Back in October of last year CNBC published an article on neodymium (Nd), a rare earth metal whose world supply is currently dominated by China. At the time, I was laser focused on hard drives, and this particular element is instrumental to their operation. The article was spurred by the escalating trade war, and a proposed 36% cut to quota, which China ended up holding off on. Regardless, a compelling case was made about US dependence. What the article did not mention was if and how we plan to address that dependence, and the other 16 rare earth elements that are also in the hot seat. Now that China is expected to announce new export quotas in the coming weeks, this is all coming back up in the news feed.
It’s hard to believe that neodymium, something that sounds like it came out of Superman #61, would hit so close to home if trade were hindered and cost were to rise, but it really is a household element without the household name. Neodymium, along with the additional 14 elements in the lanthanide series, lanthanum, cerium, praseodymium, gadolinium, promethium, samarium, terbium, europium, dysprosium, ytterbium, thulium, erbium, holmium, lutetium, plus two transition metals outside of the series that have similar properties, scandium and yttrium, are commonly used in everyday and advanced technologies. We’re talking TV’s, life saving drugs, cameras, sports equipment, automotive parts, aircraft engines, headphones, pacemakers, control rods in nuclear reactors, colorants, and tons more. As you can see just by the little bit listed, they are used in a wide range of industries.
With such an array of uses, one would be correct to assume that demand has risen over the years, and power has shifted. In the 1950’s the leading producer was South Africa, with a mine located in California, producing a small amount coming in second. Once color televisions came into the picture, power shifted to the California Mine, Mountain Pass Mine. That mine holds bastnasite which contains europium that is used to make the red color variance in color TVs. In the 90’s, China became the world leader, driving out many competitors, including Mountain Pass, with very low prices.
You would think that extraction of these metals would be more prevalent, but the fact is, while they are not technically rare, they are generally found in small deposits that make them difficult to mine in an economically feasible way. China is not only the main producer, but also the main consumer of these elements, using these metals in production of electronics domestically and globally, so it makes fiscal sense for them to go through the costly and cumbersome process. They are also not one to shy away from using their dominance in this field when they feel the situation calls. For instance, in 2010 a Chinese fishing boat collided with two Japanese Coast Guard ships off the Senkaku Islands; disputed territory between Japan and China. As tensions rose, China essentially stopped exporting rare earth products to Japan raising the price by a whopping 3,000%. This sparked Japan to invest in new mining processes as a strategic investment, which is a long process and a bit of a drop in the bucket, but it’s a start.

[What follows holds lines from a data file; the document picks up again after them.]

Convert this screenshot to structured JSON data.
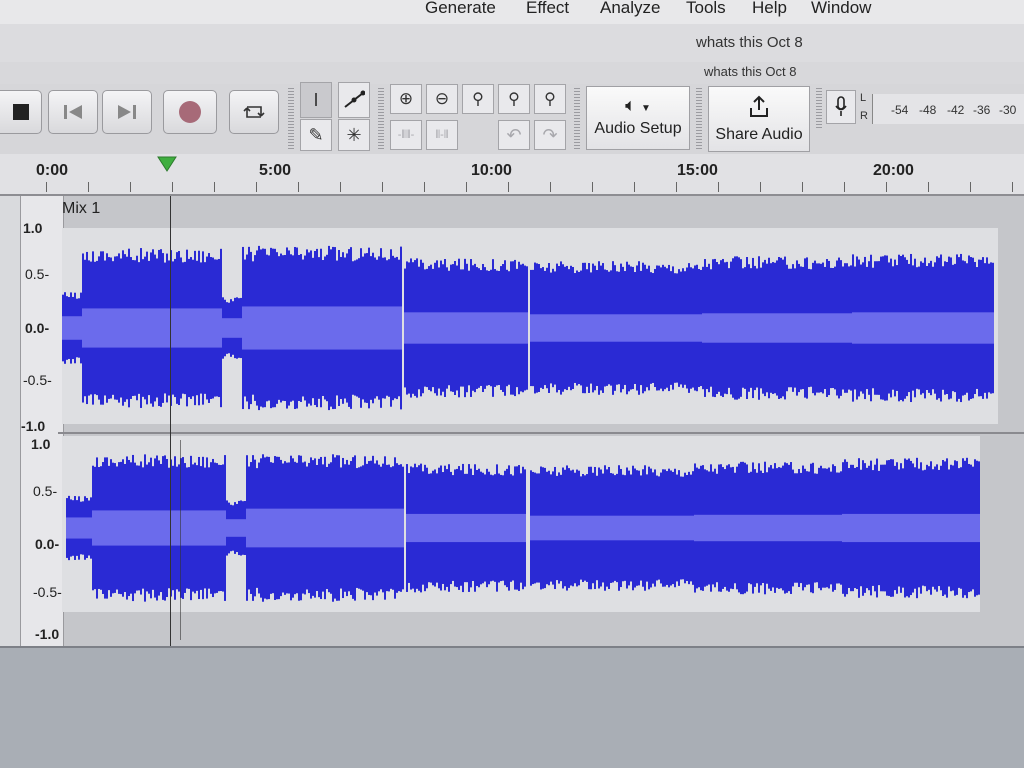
{
  "menu": [
    "Generate",
    "Effect",
    "Analyze",
    "Tools",
    "Help",
    "Window"
  ],
  "window_title": "whats this Oct 8",
  "window_subtitle": "whats this Oct 8",
  "toolbar": {
    "audio_setup_label": "Audio Setup",
    "share_audio_label": "Share Audio",
    "meter_lr": [
      "L",
      "R"
    ],
    "meter_ticks": [
      "-54",
      "-48",
      "-42",
      "-36",
      "-30"
    ]
  },
  "timeline": {
    "labels": [
      "0:00",
      "5:00",
      "10:00",
      "15:00",
      "20:00"
    ]
  },
  "track": {
    "name": "Mix 1",
    "channel1_ruler": [
      "1.0",
      "0.5-",
      "0.0-",
      "-0.5-",
      "-1.0"
    ],
    "channel2_ruler": [
      "1.0",
      "0.5-",
      "0.0-",
      "-0.5-",
      "-1.0"
    ]
  },
  "colors": {
    "waveform": "#2a2ad4",
    "waveform_rms": "#6b6bec",
    "playhead": "#3fae3f"
  },
  "icons": [
    "stop-icon",
    "skip-start-icon",
    "skip-end-icon",
    "record-icon",
    "loop-icon",
    "selection-tool-icon",
    "envelope-tool-icon",
    "draw-tool-icon",
    "multi-tool-icon",
    "zoom-in-icon",
    "zoom-out-icon",
    "fit-selection-icon",
    "fit-project-icon",
    "zoom-toggle-icon",
    "trim-icon",
    "silence-icon",
    "undo-icon",
    "redo-icon",
    "speaker-icon",
    "share-icon",
    "microphone-icon"
  ]
}
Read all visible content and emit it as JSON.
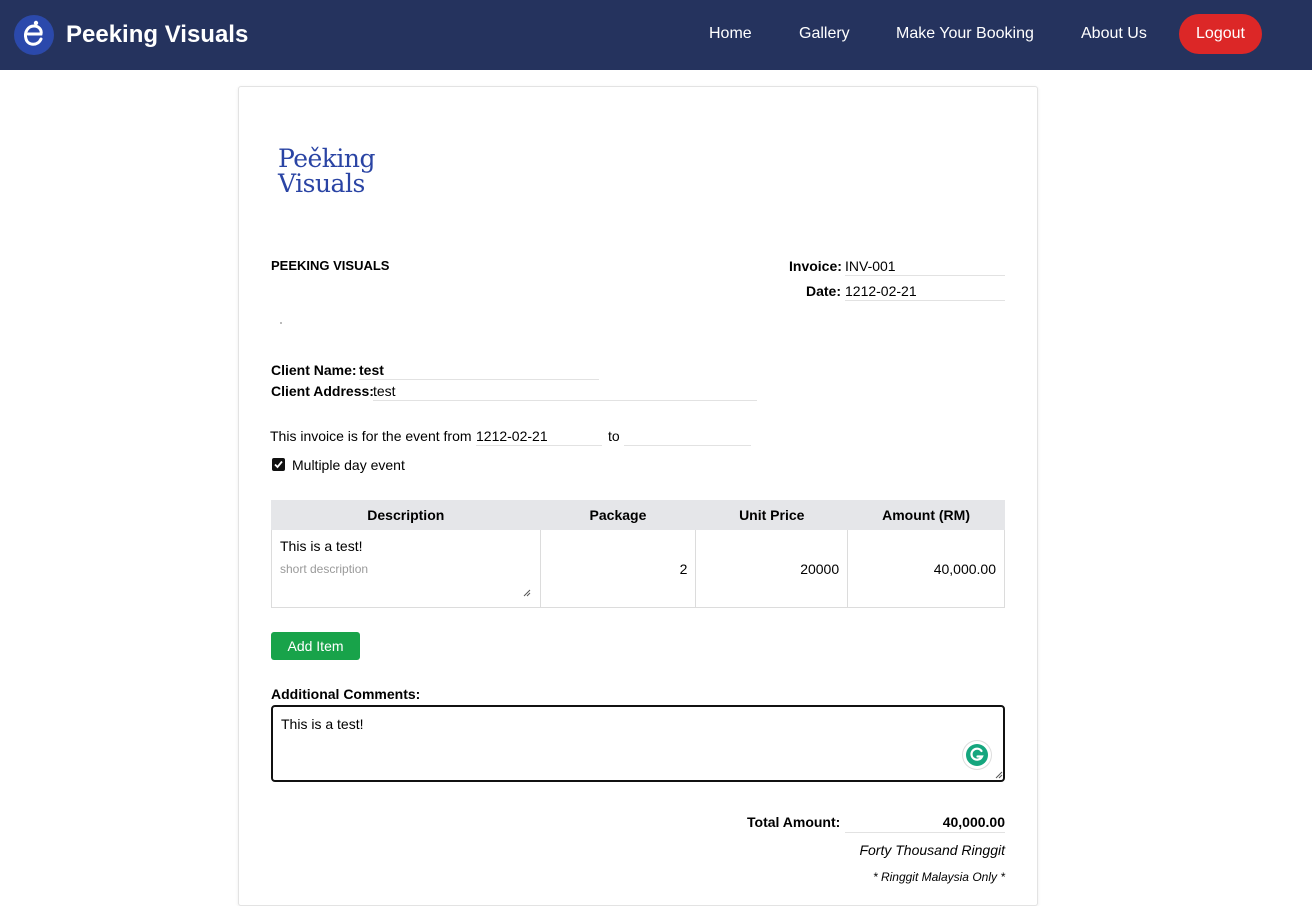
{
  "navbar": {
    "brand": "Peeking Visuals",
    "links": [
      "Home",
      "Gallery",
      "Make Your Booking",
      "About Us"
    ],
    "logout": "Logout"
  },
  "invoice": {
    "logo_line1": "Peěking",
    "logo_line2": "Visuals",
    "company_name": "PEEKING VISUALS",
    "invoice_label": "Invoice:",
    "invoice_number": "INV-001",
    "date_label": "Date:",
    "date": "1212-02-21",
    "client_name_label": "Client Name:",
    "client_name": "test",
    "client_address_label": "Client Address:",
    "client_address": "test",
    "event_text": "This invoice is for the event from",
    "event_from": "1212-02-21",
    "event_to_label": "to",
    "event_to": "",
    "multiple_day_label": "Multiple day event",
    "multiple_day_checked": true,
    "table": {
      "headers": [
        "Description",
        "Package",
        "Unit Price",
        "Amount (RM)"
      ],
      "rows": [
        {
          "description": "This is a test!",
          "description_placeholder": "short description",
          "package": "2",
          "unit_price": "20000",
          "amount": "40,000.00"
        }
      ]
    },
    "add_item": "Add Item",
    "comments_label": "Additional Comments:",
    "comments": "This is a test!",
    "total_label": "Total Amount:",
    "total_value": "40,000.00",
    "total_words": "Forty Thousand Ringgit",
    "currency_note": "* Ringgit Malaysia Only *"
  },
  "colors": {
    "navbar_bg": "#25335e",
    "logout_bg": "#dc2727",
    "add_button_bg": "#18a34a",
    "logo_text": "#2a44a4"
  }
}
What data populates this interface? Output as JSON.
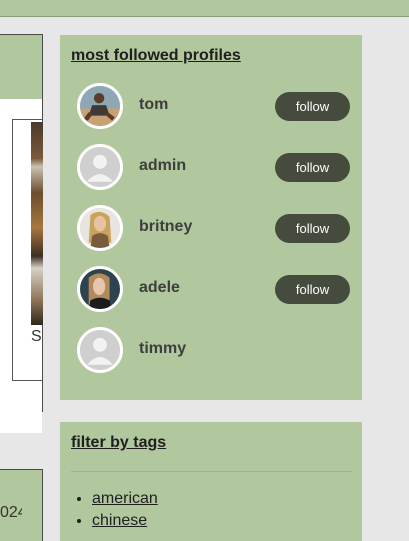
{
  "left_column": {
    "photo_caption": "S",
    "year_fragment": "024"
  },
  "profiles": {
    "title": "most followed profiles",
    "items": [
      {
        "name": "tom",
        "avatar": "photo",
        "follow_label": "follow"
      },
      {
        "name": "admin",
        "avatar": "default-user-icon",
        "follow_label": "follow"
      },
      {
        "name": "britney",
        "avatar": "photo",
        "follow_label": "follow"
      },
      {
        "name": "adele",
        "avatar": "photo",
        "follow_label": "follow"
      },
      {
        "name": "timmy",
        "avatar": "default-user-icon",
        "follow_label": null
      }
    ]
  },
  "tags": {
    "title": "filter by tags",
    "items": [
      "american",
      "chinese"
    ]
  },
  "colors": {
    "card_green": "#b1c79e",
    "button_dark": "#454b3d",
    "page_bg": "#e8e7e8"
  }
}
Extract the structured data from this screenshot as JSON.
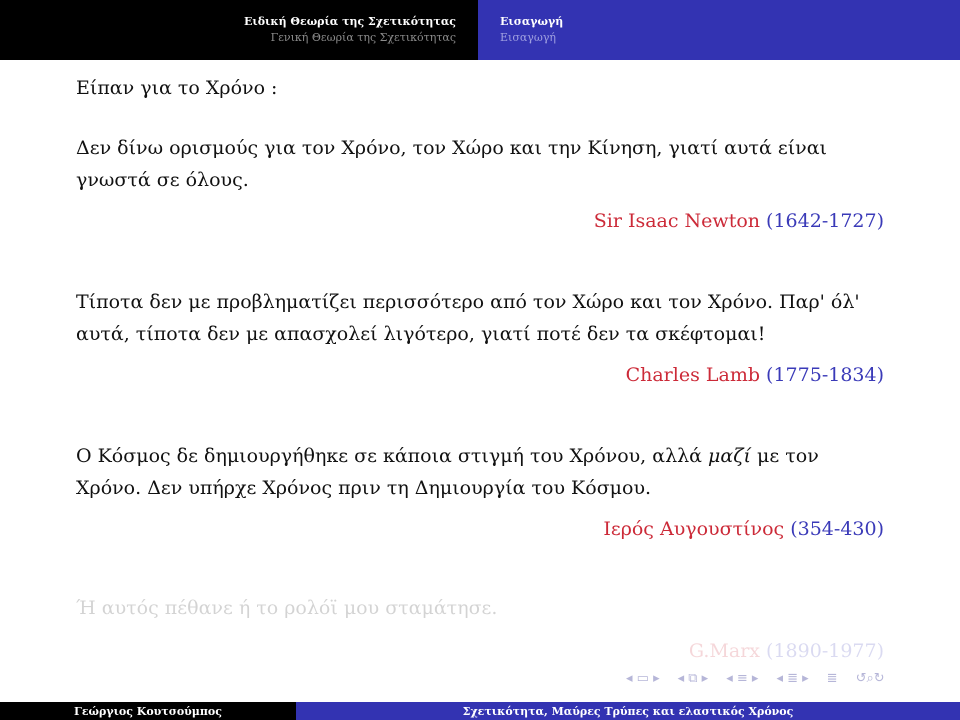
{
  "header": {
    "left": {
      "active": "Ειδική Θεωρία της Σχετικότητας",
      "inactive": "Γενική Θεωρία της Σχετικότητας"
    },
    "right": {
      "active": "Εισαγωγή",
      "inactive": "Εισαγωγή"
    }
  },
  "heading": "Είπαν για το Χρόνο :",
  "quotes": [
    {
      "text": "Δεν δίνω ορισμούς για τον Χρόνο, τον Χώρο και την Κίνηση, γιατί αυτά είναι γνωστά σε όλους.",
      "author": "Sir Isaac Newton",
      "years": "(1642-1727)"
    },
    {
      "text": "Τίποτα δεν με προβληματίζει περισσότερο από τον Χώρο και τον Χρόνο. Παρ' όλ' αυτά, τίποτα δεν με απασχολεί λιγότερο, γιατί ποτέ δεν τα σκέφτομαι!",
      "author": "Charles Lamb",
      "years": "(1775-1834)"
    },
    {
      "text_before": "Ο Κόσμος δε δημιουργήθηκε σε κάποια στιγμή του Χρόνου, αλλά ",
      "text_emph": "μαζί",
      "text_after": " με τον Χρόνο. Δεν υπήρχε Χρόνος πριν τη Δημιουργία του Κόσμου.",
      "author": "Ιερός Αυγουστίνος",
      "years": "(354-430)"
    },
    {
      "text": "Ή αυτός πέθανε ή το ρολόϊ μου σταμάτησε.",
      "author": "G.Marx",
      "years": "(1890-1977)"
    }
  ],
  "nav_icons": [
    "nav-frame-icon",
    "nav-subsection-icon",
    "nav-section-icon",
    "nav-document-icon",
    "nav-appendix-icon",
    "nav-search-icon"
  ],
  "footer": {
    "author": "Γεώργιος Κουτσούμπος",
    "title": "Σχετικότητα, Μαύρες Τρύπες και ελαστικός Χρόνος"
  },
  "colors": {
    "header_dark": "#000000",
    "header_blue": "#3333b2",
    "author": "#cc2a38",
    "years": "#3a3ab8"
  }
}
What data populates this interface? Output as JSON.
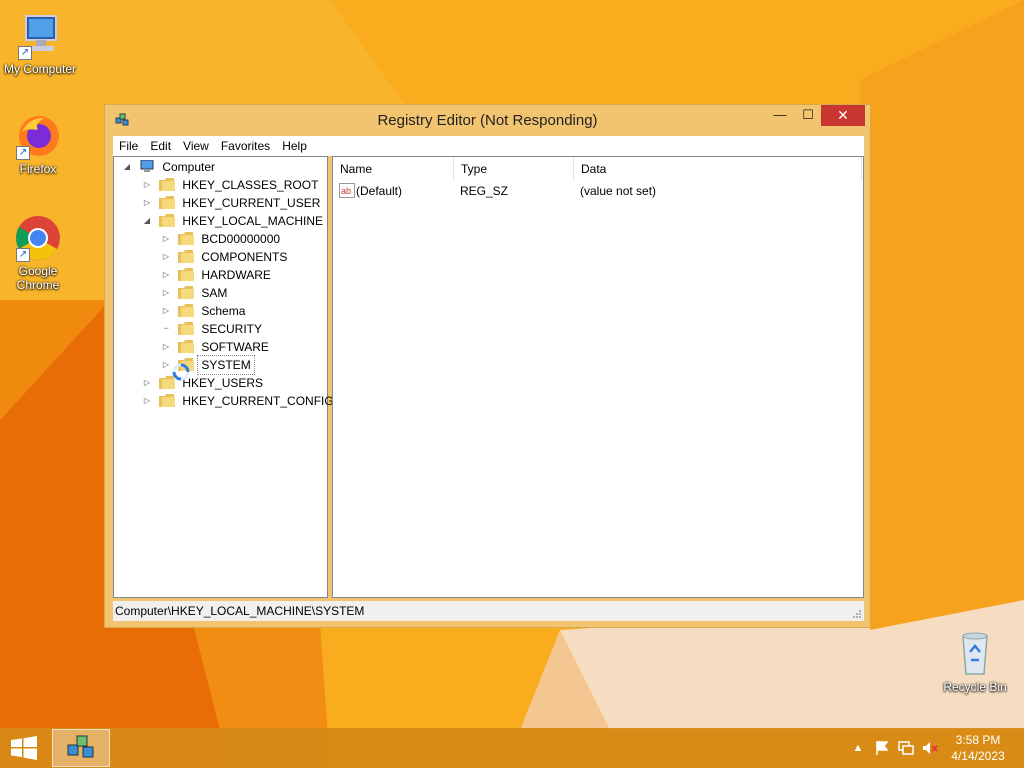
{
  "desktop": {
    "icons": [
      {
        "label": "My Computer"
      },
      {
        "label": "Firefox"
      },
      {
        "label": "Google Chrome"
      },
      {
        "label": "Recycle Bin"
      }
    ]
  },
  "window": {
    "title": "Registry Editor (Not Responding)",
    "controls": {
      "minimize": "—",
      "maximize": "☐",
      "close": "✕"
    },
    "menu": [
      "File",
      "Edit",
      "View",
      "Favorites",
      "Help"
    ],
    "tree": {
      "root": "Computer",
      "hives": [
        "HKEY_CLASSES_ROOT",
        "HKEY_CURRENT_USER",
        "HKEY_LOCAL_MACHINE"
      ],
      "local_machine_children": [
        "BCD00000000",
        "COMPONENTS",
        "HARDWARE",
        "SAM",
        "Schema",
        "SECURITY",
        "SOFTWARE",
        "SYSTEM"
      ],
      "hives_after": [
        "HKEY_USERS",
        "HKEY_CURRENT_CONFIG"
      ],
      "selected": "SYSTEM"
    },
    "list": {
      "columns": [
        "Name",
        "Type",
        "Data"
      ],
      "rows": [
        {
          "name": "(Default)",
          "type": "REG_SZ",
          "data": "(value not set)"
        }
      ]
    },
    "status": "Computer\\HKEY_LOCAL_MACHINE\\SYSTEM"
  },
  "taskbar": {
    "clock_time": "3:58 PM",
    "clock_date": "4/14/2023"
  },
  "colors": {
    "accent": "#f3c46f",
    "wallpaper": "#f7a81f",
    "close_button": "#c7372f"
  }
}
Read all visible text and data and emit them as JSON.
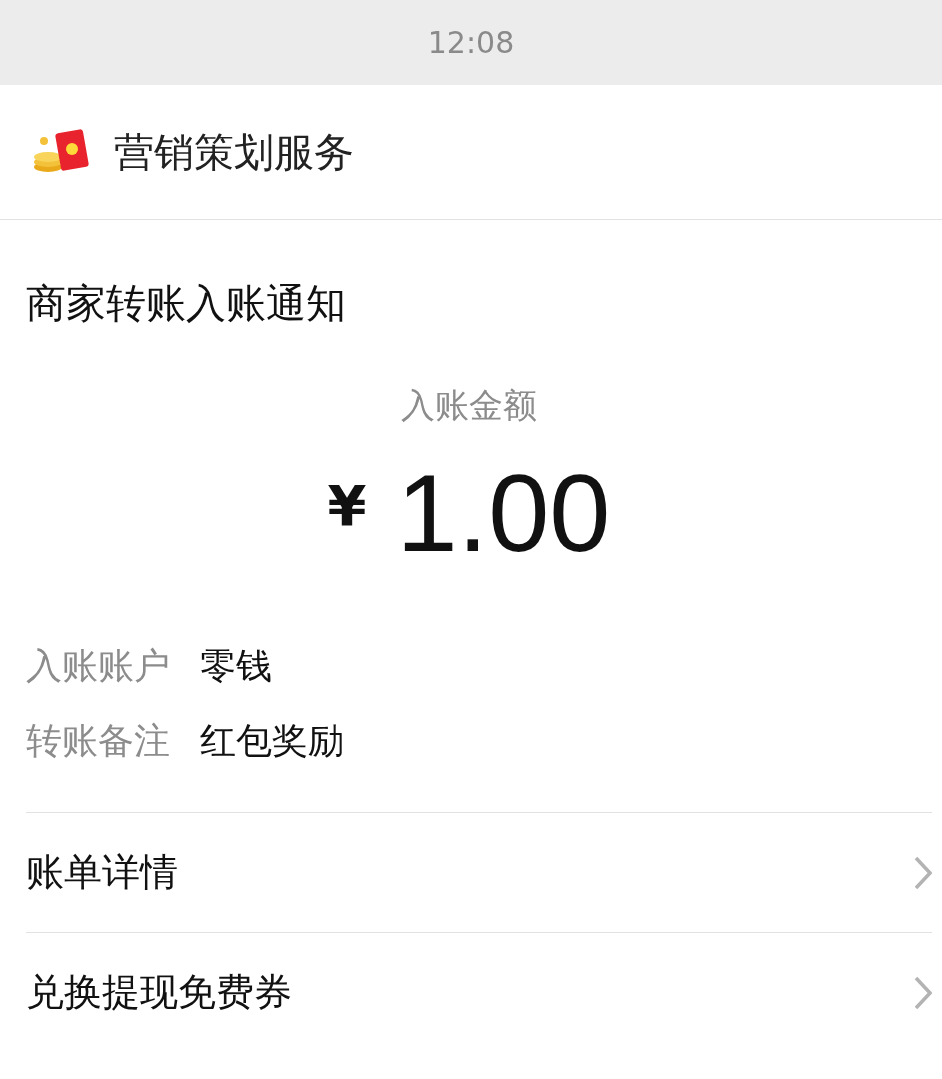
{
  "status_bar": {
    "time": "12:08"
  },
  "header": {
    "title": "营销策划服务"
  },
  "notice": {
    "title": "商家转账入账通知",
    "amount_label": "入账金额",
    "currency": "¥",
    "amount": "1.00",
    "details": [
      {
        "label": "入账账户",
        "value": "零钱"
      },
      {
        "label": "转账备注",
        "value": "红包奖励"
      }
    ]
  },
  "links": [
    {
      "label": "账单详情"
    },
    {
      "label": "兑换提现免费券"
    }
  ]
}
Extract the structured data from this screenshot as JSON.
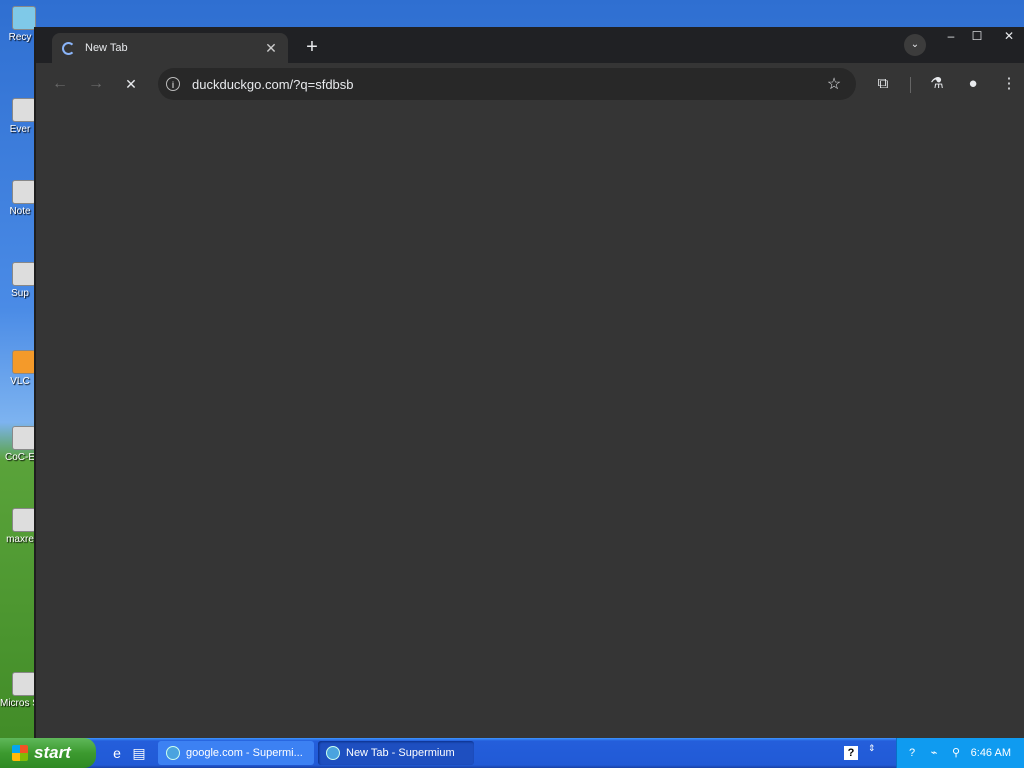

We, as a country, may want to take heed and begin looking into processing some of this material ourselves, in addition to increasing the amount we recycle and improving upon that process for domestic use. We would naturally still rely on China for the vast majority of these types of imports, but we could potentially have a reliable and steady flow of domestic material to source from as well. If we were to go down that road though, there is the potential for massive environmental and health impacts. Not only is the ore laced with radioactive material, but the mining emits sulphates, ammonia, and hydrochloric acid; processing of this material leads to 2,000 tons of toxic waste to every one ton of rare earth produce, it’s not a clean or easy process to say the least. Reports of toxic water and air, plants refusing to bear fruit, and illnesses have run rampant in places near mines like Baotou, the largest source of rare earth material in Inner Mongolia. Regardless of regulations or any legislative measures that might be put in place, we would likely still be looking at a hefty environmental impact.
There is just no easy answer here. Do possible environmental impacts outweigh the need for independence? What is the likelihood that China will impose high tariffs or nearly halt export altogether? If that were to happen, would we be able to get substantial enough projects off the ground quickly enough? Should we smooth tensions and work on our own programs in the background? There are many caveats, lots of variables, and very few, if any, easy answers.